By Daniel Strawhun, A&E Editor
Pulling from a collection of over 2,600 pieces, the St. Louis Art Museum chose four works to display in the rotating exhibit “Japanese Painting and Calligraphy: Highlights from the Collection.” The pieces currently on display— three hanging scrolls and one large folding screen—will soon return to the climate-controlled storage whence they came. The exhibit is set to be rotated once again on February 12.
The focal point of the exhibit is a large folding screen from the sixteenth century by Kaiho Yosho. The screen, which stretches the length of the gallery and depicts a shoreline, is strikingly modern.

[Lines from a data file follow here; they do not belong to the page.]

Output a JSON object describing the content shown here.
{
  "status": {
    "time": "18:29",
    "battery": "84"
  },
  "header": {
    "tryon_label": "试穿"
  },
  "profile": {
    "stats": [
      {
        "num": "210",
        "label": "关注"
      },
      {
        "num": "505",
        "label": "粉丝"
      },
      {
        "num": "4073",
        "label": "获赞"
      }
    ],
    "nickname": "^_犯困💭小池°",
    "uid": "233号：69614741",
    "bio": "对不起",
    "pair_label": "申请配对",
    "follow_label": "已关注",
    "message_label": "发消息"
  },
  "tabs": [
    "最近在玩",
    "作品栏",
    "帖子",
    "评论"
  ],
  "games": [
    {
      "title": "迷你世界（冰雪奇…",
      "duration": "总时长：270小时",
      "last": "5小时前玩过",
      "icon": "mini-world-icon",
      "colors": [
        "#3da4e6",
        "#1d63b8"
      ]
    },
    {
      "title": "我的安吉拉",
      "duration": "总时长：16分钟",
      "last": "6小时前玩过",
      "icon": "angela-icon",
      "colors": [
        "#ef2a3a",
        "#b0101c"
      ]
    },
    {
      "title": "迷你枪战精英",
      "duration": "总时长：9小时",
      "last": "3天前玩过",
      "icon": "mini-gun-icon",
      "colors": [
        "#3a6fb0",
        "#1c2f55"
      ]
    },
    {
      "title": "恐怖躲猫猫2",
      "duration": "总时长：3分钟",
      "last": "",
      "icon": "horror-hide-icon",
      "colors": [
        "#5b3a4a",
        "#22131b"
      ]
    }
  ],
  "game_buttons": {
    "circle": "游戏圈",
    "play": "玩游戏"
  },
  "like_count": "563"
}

The faint ink wash abstracts the landscape into a state of constant disappearance, and the few concrete objects that interrupt it bleed into Rorschach-esque blots.
The oldest piece in the exhibit is a fourteenth-century hanging scroll titled “Poetry Contest between Poets of Different Eras.” The scroll depicts an imaginary dialogue between Prince Motoyoshi of the Heian period (794 to 1185) and the famous poet Fujiwara no Teika of the Kamakura period (1185 to 1333). The scroll is one of a series of 50 such scrolls that depict similar dialogues between Japanese luminaries.
Other pieces featured in the exhibit include “Death of Sakyamuni Buddha,” a painting of the Buddha entering the state of nirvana, and “Old Pine and Crested Mynas,” a playful nature scene. “Japanese Painting and Calligraphy: Highlights from the Collection” is free and can be viewed in gallery 232 of the St. Louis art museum until February 12.